So here's some pictures from my trip...but none of Robbie, who's apparently in the Witness Protection Program and can't be photographed, or he'll have to move away and create a new identity.
This was the rainy, dingy beginning of the trip...Missouri or Arkansas or something like that. I've decided that Arkansas is just bad. We drove through Arkansas on the way here a year and a half ago, and we found people to be unpleasant and useless. All the people in service industries that we encountered...watresses, clerks, hotel front desk people...seemed exceptionally sullen and dumb. A deadly combination.
Apparently nothing has changed in the last 18 months. Service people are still sullen, dumb and rude in Arkansas.
In sameness, there is strength.
I stopped for a Sub sandwich in Sulpher Springs TX, and sat on the tailgate, eating my sandwich and people-watching a little bit. The sunset was pretty over the truckstop skyline, and Texans talk funny, but truckstop people are truckstop people no matter where you go.
My original plan was to sleep somewhere around Dallas, but the traffic ar 11 oçlock at night was so intimidating that I thought I'd better press on to a more traveler-friendly town like Abilene.
In far West Texas, I stopped to pee, admire the scenery and take some pictures. Included in my Texas landscape is a little peek at the prettiness of my crappy eBay truck. I could like Texas if I could stay in the part where there are no actually Texans. I'm all about the scrubby desert and the no-people-for-200-miles part of Texas.
I went about 1400 miles in the first 24 hours, and then finally stopped at a Holiday Inn in Deming, NM at noon on the second day, where the clerks were both kind and competent and I got a jacuzzi in my room. It felt like a fair reward for my noble traveling.
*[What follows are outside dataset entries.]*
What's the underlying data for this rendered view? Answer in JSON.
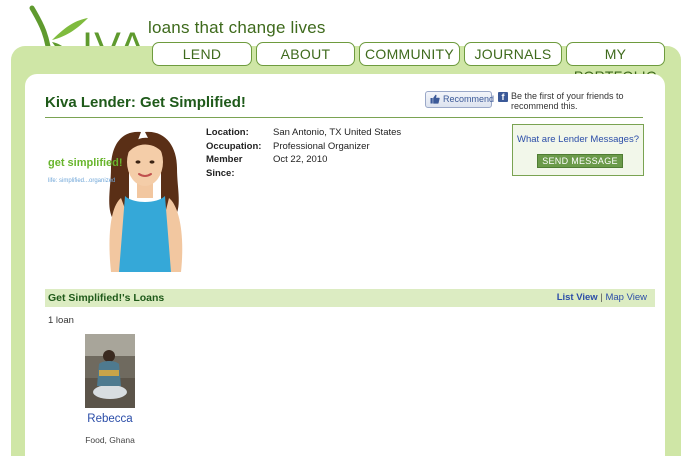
{
  "header": {
    "logo_text": "KIVA",
    "tagline": "loans that change lives",
    "nav": [
      {
        "label": "LEND"
      },
      {
        "label": "ABOUT"
      },
      {
        "label": "COMMUNITY"
      },
      {
        "label": "JOURNALS"
      },
      {
        "label": "MY PORTFOLIO"
      }
    ]
  },
  "page": {
    "title": "Kiva Lender: Get Simplified!",
    "recommend_button": "Recommend",
    "fb_logo": "f",
    "fb_text": "Be the first of your friends to recommend this."
  },
  "profile": {
    "image_title": "get simplified!",
    "image_subtitle": "life: simplified...organized",
    "details": [
      {
        "label": "Location:",
        "value": "San Antonio, TX United States"
      },
      {
        "label": "Occupation:",
        "value": "Professional Organizer"
      },
      {
        "label": "Member Since:",
        "value": "Oct 22, 2010"
      }
    ]
  },
  "messages": {
    "link": "What are Lender Messages?",
    "button": "SEND MESSAGE"
  },
  "loans": {
    "section_title": "Get Simplified!'s Loans",
    "list_view": "List View",
    "separator": "|",
    "map_view": "Map View",
    "count": "1 loan",
    "items": [
      {
        "name": "Rebecca",
        "meta": "Food, Ghana"
      }
    ]
  },
  "colors": {
    "brand_green": "#3e6a1c",
    "band_green": "#cfe6a6",
    "link_blue": "#2b4da8"
  }
}
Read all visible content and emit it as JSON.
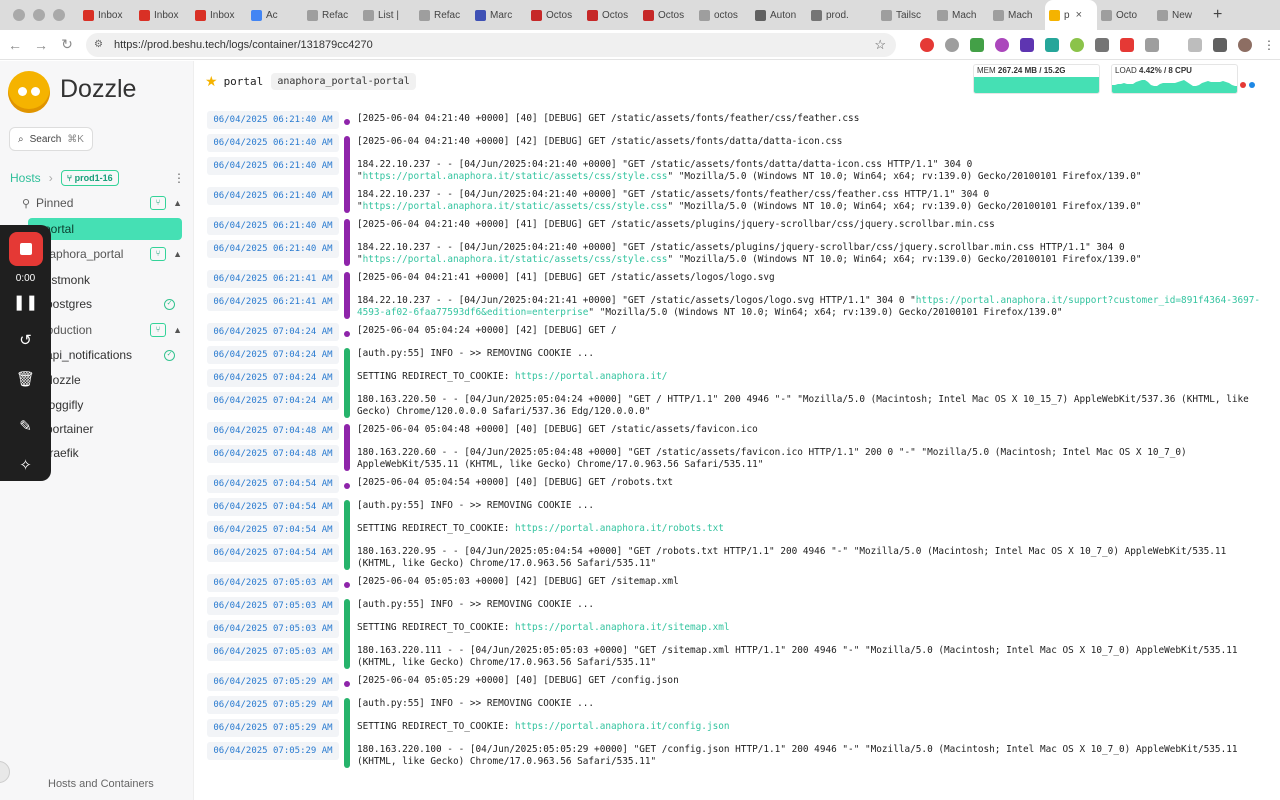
{
  "browser": {
    "tabs": [
      {
        "label": "Inbox"
      },
      {
        "label": "Inbox"
      },
      {
        "label": "Inbox"
      },
      {
        "label": "Ac"
      },
      {
        "label": "Refac"
      },
      {
        "label": "List |"
      },
      {
        "label": "Refac"
      },
      {
        "label": "Marc"
      },
      {
        "label": "Octos"
      },
      {
        "label": "Octos"
      },
      {
        "label": "Octos"
      },
      {
        "label": "octos"
      },
      {
        "label": "Auton"
      },
      {
        "label": "prod."
      },
      {
        "label": "Tailsc"
      },
      {
        "label": "Mach"
      },
      {
        "label": "Mach"
      },
      {
        "label": "p",
        "active": true
      },
      {
        "label": "Octo"
      },
      {
        "label": "New"
      }
    ],
    "url": "https://prod.beshu.tech/logs/container/131879cc4270"
  },
  "sidebar": {
    "brand": "Dozzle",
    "search_label": "Search",
    "search_shortcut": "⌘K",
    "hosts_label": "Hosts",
    "host_badge": "prod1-16",
    "groups": [
      {
        "label": "Pinned",
        "icon": "pin-icon"
      },
      {
        "label": "anaphora_portal"
      },
      {
        "label": "production"
      }
    ],
    "items": [
      {
        "label": "portal",
        "active": true
      },
      {
        "label": "listmonk"
      },
      {
        "label": "postgres",
        "healthy": true
      },
      {
        "label": "api_notifications",
        "healthy": true
      },
      {
        "label": "dozzle"
      },
      {
        "label": "loggifly"
      },
      {
        "label": "portainer"
      },
      {
        "label": "traefik"
      }
    ],
    "footer": "Hosts and Containers"
  },
  "recorder": {
    "time": "0:00"
  },
  "header": {
    "name": "portal",
    "container": "anaphora_portal-portal",
    "mem_label": "MEM",
    "mem_value": "267.24 MB / 15.2G",
    "mem_fraction": 0.017,
    "load_label": "LOAD",
    "load_value": "4.42% / 8 CPU",
    "load_fraction": 0.0442
  },
  "colors": {
    "accent": "#45e0b4",
    "purple": "#8e24aa",
    "green": "#26b36b",
    "timestamp": "#2a7bd0",
    "link": "#35c4a0"
  },
  "logs": [
    {
      "ts": "06/04/2025 06:21:40 AM",
      "parts": [
        {
          "t": "[2025-06-04 04:21:40 +0000] [40] [DEBUG] GET /static/assets/fonts/feather/css/feather.css"
        }
      ],
      "group": "p1",
      "single": true
    },
    {
      "ts": "06/04/2025 06:21:40 AM",
      "parts": [
        {
          "t": "[2025-06-04 04:21:40 +0000] [42] [DEBUG] GET /static/assets/fonts/datta/datta-icon.css"
        }
      ],
      "group": "p2"
    },
    {
      "ts": "06/04/2025 06:21:40 AM",
      "parts": [
        {
          "t": "184.22.10.237 - - [04/Jun/2025:04:21:40 +0000] \"GET /static/assets/fonts/datta/datta-icon.css HTTP/1.1\" 304 0 \""
        },
        {
          "t": "https://portal.anaphora.it/static/assets/css/style.css",
          "link": true
        },
        {
          "t": "\" \"Mozilla/5.0 (Windows NT 10.0; Win64; x64; rv:139.0) Gecko/20100101 Firefox/139.0\""
        }
      ],
      "group": "p2"
    },
    {
      "ts": "06/04/2025 06:21:40 AM",
      "parts": [
        {
          "t": "184.22.10.237 - - [04/Jun/2025:04:21:40 +0000] \"GET /static/assets/fonts/feather/css/feather.css HTTP/1.1\" 304 0 \""
        },
        {
          "t": "https://portal.anaphora.it/static/assets/css/style.css",
          "link": true
        },
        {
          "t": "\" \"Mozilla/5.0 (Windows NT 10.0; Win64; x64; rv:139.0) Gecko/20100101 Firefox/139.0\""
        }
      ],
      "group": "p2"
    },
    {
      "ts": "06/04/2025 06:21:40 AM",
      "parts": [
        {
          "t": "[2025-06-04 04:21:40 +0000] [41] [DEBUG] GET /static/assets/plugins/jquery-scrollbar/css/jquery.scrollbar.min.css"
        }
      ],
      "group": "p3"
    },
    {
      "ts": "06/04/2025 06:21:40 AM",
      "parts": [
        {
          "t": "184.22.10.237 - - [04/Jun/2025:04:21:40 +0000] \"GET /static/assets/plugins/jquery-scrollbar/css/jquery.scrollbar.min.css HTTP/1.1\" 304 0 \""
        },
        {
          "t": "https://portal.anaphora.it/static/assets/css/style.css",
          "link": true
        },
        {
          "t": "\" \"Mozilla/5.0 (Windows NT 10.0; Win64; x64; rv:139.0) Gecko/20100101 Firefox/139.0\""
        }
      ],
      "group": "p3"
    },
    {
      "ts": "06/04/2025 06:21:41 AM",
      "parts": [
        {
          "t": "[2025-06-04 04:21:41 +0000] [41] [DEBUG] GET /static/assets/logos/logo.svg"
        }
      ],
      "group": "p4"
    },
    {
      "ts": "06/04/2025 06:21:41 AM",
      "parts": [
        {
          "t": "184.22.10.237 - - [04/Jun/2025:04:21:41 +0000] \"GET /static/assets/logos/logo.svg HTTP/1.1\" 304 0 \""
        },
        {
          "t": "https://portal.anaphora.it/support?customer_id=891f4364-3697-4593-af02-6faa77593df6&edition=enterprise",
          "link": true
        },
        {
          "t": "\" \"Mozilla/5.0 (Windows NT 10.0; Win64; x64; rv:139.0) Gecko/20100101 Firefox/139.0\""
        }
      ],
      "group": "p4"
    },
    {
      "ts": "06/04/2025 07:04:24 AM",
      "parts": [
        {
          "t": "[2025-06-04 05:04:24 +0000] [42] [DEBUG] GET /"
        }
      ],
      "group": "p5",
      "single": true
    },
    {
      "ts": "06/04/2025 07:04:24 AM",
      "parts": [
        {
          "t": "[auth.py:55] INFO - >> REMOVING COOKIE ..."
        }
      ],
      "group": "g1"
    },
    {
      "ts": "06/04/2025 07:04:24 AM",
      "parts": [
        {
          "t": "SETTING REDIRECT_TO_COOKIE: "
        },
        {
          "t": "https://portal.anaphora.it/",
          "link": true
        }
      ],
      "group": "g1"
    },
    {
      "ts": "06/04/2025 07:04:24 AM",
      "parts": [
        {
          "t": "180.163.220.50 - - [04/Jun/2025:05:04:24 +0000] \"GET / HTTP/1.1\" 200 4946 \"-\" \"Mozilla/5.0 (Macintosh; Intel Mac OS X 10_15_7) AppleWebKit/537.36 (KHTML, like Gecko) Chrome/120.0.0.0 Safari/537.36 Edg/120.0.0.0\""
        }
      ],
      "group": "g1"
    },
    {
      "ts": "06/04/2025 07:04:48 AM",
      "parts": [
        {
          "t": "[2025-06-04 05:04:48 +0000] [40] [DEBUG] GET /static/assets/favicon.ico"
        }
      ],
      "group": "p6"
    },
    {
      "ts": "06/04/2025 07:04:48 AM",
      "parts": [
        {
          "t": "180.163.220.60 - - [04/Jun/2025:05:04:48 +0000] \"GET /static/assets/favicon.ico HTTP/1.1\" 200 0 \"-\" \"Mozilla/5.0 (Macintosh; Intel Mac OS X 10_7_0) AppleWebKit/535.11 (KHTML, like Gecko) Chrome/17.0.963.56 Safari/535.11\""
        }
      ],
      "group": "p6"
    },
    {
      "ts": "06/04/2025 07:04:54 AM",
      "parts": [
        {
          "t": "[2025-06-04 05:04:54 +0000] [40] [DEBUG] GET /robots.txt"
        }
      ],
      "group": "p7",
      "single": true
    },
    {
      "ts": "06/04/2025 07:04:54 AM",
      "parts": [
        {
          "t": "[auth.py:55] INFO - >> REMOVING COOKIE ..."
        }
      ],
      "group": "g2"
    },
    {
      "ts": "06/04/2025 07:04:54 AM",
      "parts": [
        {
          "t": "SETTING REDIRECT_TO_COOKIE: "
        },
        {
          "t": "https://portal.anaphora.it/robots.txt",
          "link": true
        }
      ],
      "group": "g2"
    },
    {
      "ts": "06/04/2025 07:04:54 AM",
      "parts": [
        {
          "t": "180.163.220.95 - - [04/Jun/2025:05:04:54 +0000] \"GET /robots.txt HTTP/1.1\" 200 4946 \"-\" \"Mozilla/5.0 (Macintosh; Intel Mac OS X 10_7_0) AppleWebKit/535.11 (KHTML, like Gecko) Chrome/17.0.963.56 Safari/535.11\""
        }
      ],
      "group": "g2"
    },
    {
      "ts": "06/04/2025 07:05:03 AM",
      "parts": [
        {
          "t": "[2025-06-04 05:05:03 +0000] [42] [DEBUG] GET /sitemap.xml"
        }
      ],
      "group": "p8",
      "single": true
    },
    {
      "ts": "06/04/2025 07:05:03 AM",
      "parts": [
        {
          "t": "[auth.py:55] INFO - >> REMOVING COOKIE ..."
        }
      ],
      "group": "g3"
    },
    {
      "ts": "06/04/2025 07:05:03 AM",
      "parts": [
        {
          "t": "SETTING REDIRECT_TO_COOKIE: "
        },
        {
          "t": "https://portal.anaphora.it/sitemap.xml",
          "link": true
        }
      ],
      "group": "g3"
    },
    {
      "ts": "06/04/2025 07:05:03 AM",
      "parts": [
        {
          "t": "180.163.220.111 - - [04/Jun/2025:05:05:03 +0000] \"GET /sitemap.xml HTTP/1.1\" 200 4946 \"-\" \"Mozilla/5.0 (Macintosh; Intel Mac OS X 10_7_0) AppleWebKit/535.11 (KHTML, like Gecko) Chrome/17.0.963.56 Safari/535.11\""
        }
      ],
      "group": "g3"
    },
    {
      "ts": "06/04/2025 07:05:29 AM",
      "parts": [
        {
          "t": "[2025-06-04 05:05:29 +0000] [40] [DEBUG] GET /config.json"
        }
      ],
      "group": "p9",
      "single": true
    },
    {
      "ts": "06/04/2025 07:05:29 AM",
      "parts": [
        {
          "t": "[auth.py:55] INFO - >> REMOVING COOKIE ..."
        }
      ],
      "group": "g4"
    },
    {
      "ts": "06/04/2025 07:05:29 AM",
      "parts": [
        {
          "t": "SETTING REDIRECT_TO_COOKIE: "
        },
        {
          "t": "https://portal.anaphora.it/config.json",
          "link": true
        }
      ],
      "group": "g4"
    },
    {
      "ts": "06/04/2025 07:05:29 AM",
      "parts": [
        {
          "t": "180.163.220.100 - - [04/Jun/2025:05:05:29 +0000] \"GET /config.json HTTP/1.1\" 200 4946 \"-\" \"Mozilla/5.0 (Macintosh; Intel Mac OS X 10_7_0) AppleWebKit/535.11 (KHTML, like Gecko) Chrome/17.0.963.56 Safari/535.11\""
        }
      ],
      "group": "g4"
    }
  ]
}
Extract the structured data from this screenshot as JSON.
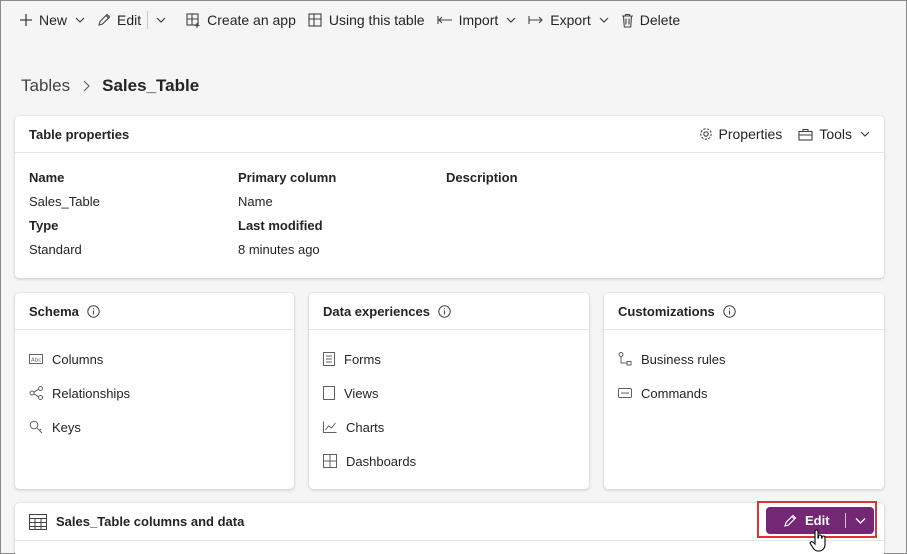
{
  "command_bar": {
    "new_label": "New",
    "edit_label": "Edit",
    "create_app_label": "Create an app",
    "using_table_label": "Using this table",
    "import_label": "Import",
    "export_label": "Export",
    "delete_label": "Delete"
  },
  "breadcrumb": {
    "parent": "Tables",
    "current": "Sales_Table"
  },
  "table_properties": {
    "title": "Table properties",
    "properties_label": "Properties",
    "tools_label": "Tools",
    "name_label": "Name",
    "name_value": "Sales_Table",
    "type_label": "Type",
    "type_value": "Standard",
    "primary_column_label": "Primary column",
    "primary_column_value": "Name",
    "last_modified_label": "Last modified",
    "last_modified_value": "8 minutes ago",
    "description_label": "Description"
  },
  "schema": {
    "title": "Schema",
    "items": [
      {
        "label": "Columns",
        "icon": "columns-icon"
      },
      {
        "label": "Relationships",
        "icon": "relationships-icon"
      },
      {
        "label": "Keys",
        "icon": "key-icon"
      }
    ]
  },
  "data_experiences": {
    "title": "Data experiences",
    "items": [
      {
        "label": "Forms",
        "icon": "form-icon"
      },
      {
        "label": "Views",
        "icon": "view-icon"
      },
      {
        "label": "Charts",
        "icon": "chart-icon"
      },
      {
        "label": "Dashboards",
        "icon": "dashboard-icon"
      }
    ]
  },
  "customizations": {
    "title": "Customizations",
    "items": [
      {
        "label": "Business rules",
        "icon": "business-rules-icon"
      },
      {
        "label": "Commands",
        "icon": "commands-icon"
      }
    ]
  },
  "columns_data": {
    "title": "Sales_Table columns and data",
    "edit_label": "Edit"
  },
  "colors": {
    "accent": "#742774",
    "highlight": "#e0303a",
    "background": "#f5f5f5"
  }
}
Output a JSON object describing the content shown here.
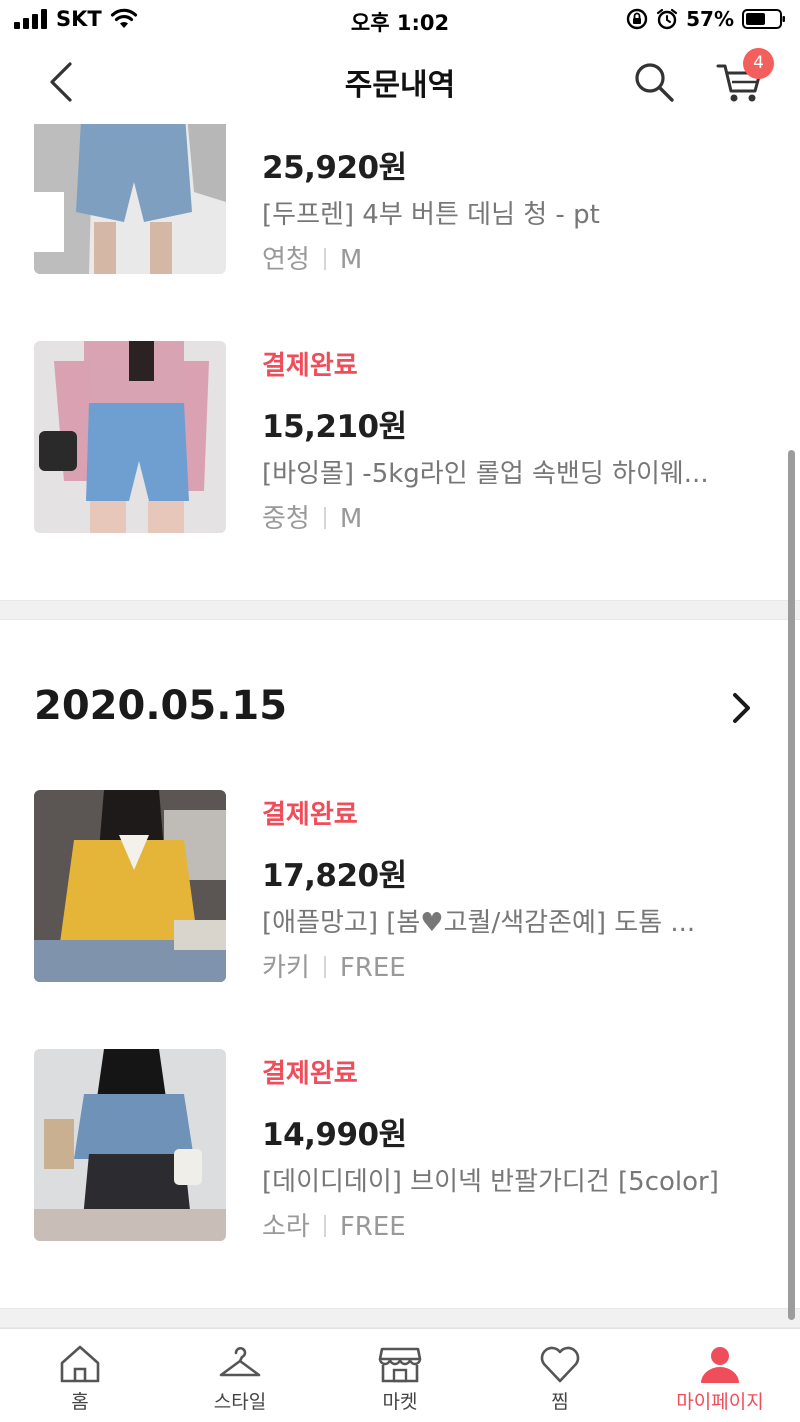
{
  "status_bar": {
    "carrier": "SKT",
    "time": "오후 1:02",
    "battery": "57%"
  },
  "header": {
    "title": "주문내역",
    "cart_count": "4"
  },
  "orders": [
    {
      "items": [
        {
          "status": "",
          "price": "25,920원",
          "name": "[두프렌] 4부 버튼 데님 청 - pt",
          "color": "연청",
          "size": "M"
        },
        {
          "status": "결제완료",
          "price": "15,210원",
          "name": "[바잉몰] -5kg라인 롤업 속밴딩 하이웨...",
          "color": "중청",
          "size": "M"
        }
      ]
    },
    {
      "date": "2020.05.15",
      "items": [
        {
          "status": "결제완료",
          "price": "17,820원",
          "name": "[애플망고] [봄♥고퀄/색감존예] 도톰 ...",
          "color": "카키",
          "size": "FREE"
        },
        {
          "status": "결제완료",
          "price": "14,990원",
          "name": "[데이디데이] 브이넥 반팔가디건 [5color]",
          "color": "소라",
          "size": "FREE"
        }
      ]
    }
  ],
  "tabs": [
    {
      "label": "홈",
      "icon": "home-icon"
    },
    {
      "label": "스타일",
      "icon": "hanger-icon"
    },
    {
      "label": "마켓",
      "icon": "store-icon"
    },
    {
      "label": "찜",
      "icon": "heart-icon"
    },
    {
      "label": "마이페이지",
      "icon": "person-icon",
      "active": true
    }
  ],
  "colors": {
    "accent": "#ef4d5a",
    "badge": "#f25f5c"
  }
}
The next morning, I got some breakfast and then went out in search of Lori's mom's gravesite in Deming. She was from Deming, and after she died Lori and her sister returned her to her ancestral home.
I had to hunt around a little to find her, but a bunch of nice young maintenance guys with excellent tans helped me, and eventually we tracked her down and got some pictures.
By the time I got to Tucson, I'd pretty much put away the camera and gotten down to the task of moving. Robbie came over and helped us pack and move, and nervously told me he'd changed his major from Medical Technology to Mechanical Engineering. He was mightily relieved to find that I don't care what he does for a living as long as he doesn't dread getting up and going there every day for the next 40 years.
He's a nice guy...and he looks like a man now. It's funny to keep slipping back and forth from, "this is my son...he's a part of me" to "this is a free-standing autonomous man I know." Maybe that's part of the conflict of having your children grow up.
I don't have any pictures of the trip home, but try to imagine three adults, two cats, and a U-Haul trailer. For 1600 miles. In three days. And you'll see why the objective was to get home more than it was to sightsee.
I'm sure there's more, but this is a good start.